What does natural law teach? There are many ways to summarize the answer. In his detailed discussion of the matter,1 Girolamo Zanchi states:
The most important things that the law teaches and commands, however, are that all should get what they deserve and serve whom they should serve, both God and human beings. (2)
A little later, he elaborates further:
First, people can protect themselves against any violence or injury. This is a natural reaction for all things. Even trees and plants protect themselves from harm as much as they can. From this instinct comes the idea included in the laws of nations that it is permitted to repel force with force.
Second, human beings can protect not only themselves but also advance their race through the procreation and education of children. This we have also in common with the animals.

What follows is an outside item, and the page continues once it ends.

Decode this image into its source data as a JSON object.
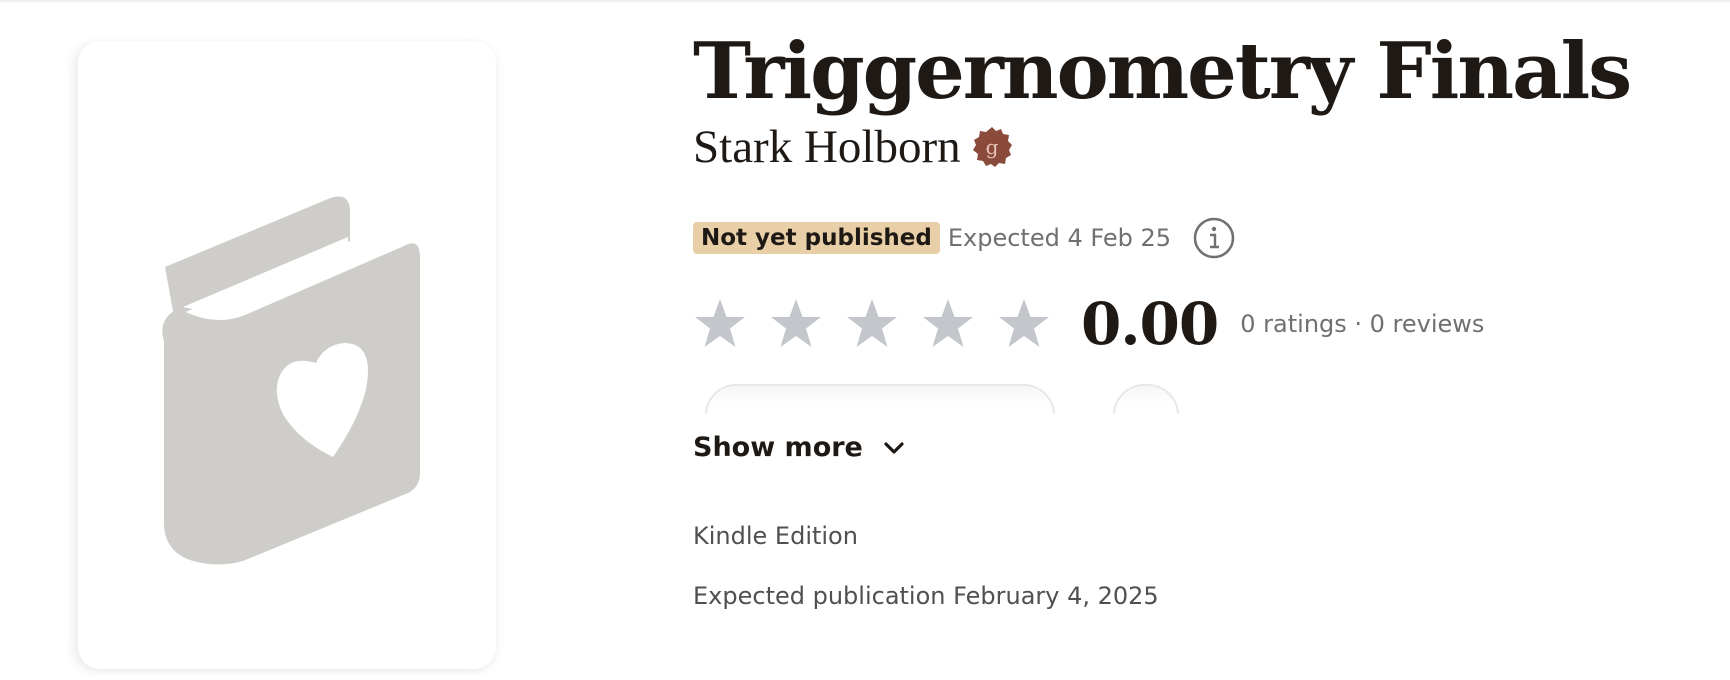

Because of this impulse, jurists include marriage, reproduction, and rearing children under natural law.
Third, an idea appropriate more for humans than for animals, human beings must recognize their inclination to God and worship him as they do good to those with whom they live, and they must know justice and honesty and turn to them naturally. (10–11)
Of course, from these principles ethical agents can draw more particular practical conclusions given more particular situational contexts.
- Girolamo Zanchi, On the Law in General: Sources in Early Modern Economics, Ethics, and Law (Grand Rapids: CLP Academic, 2012).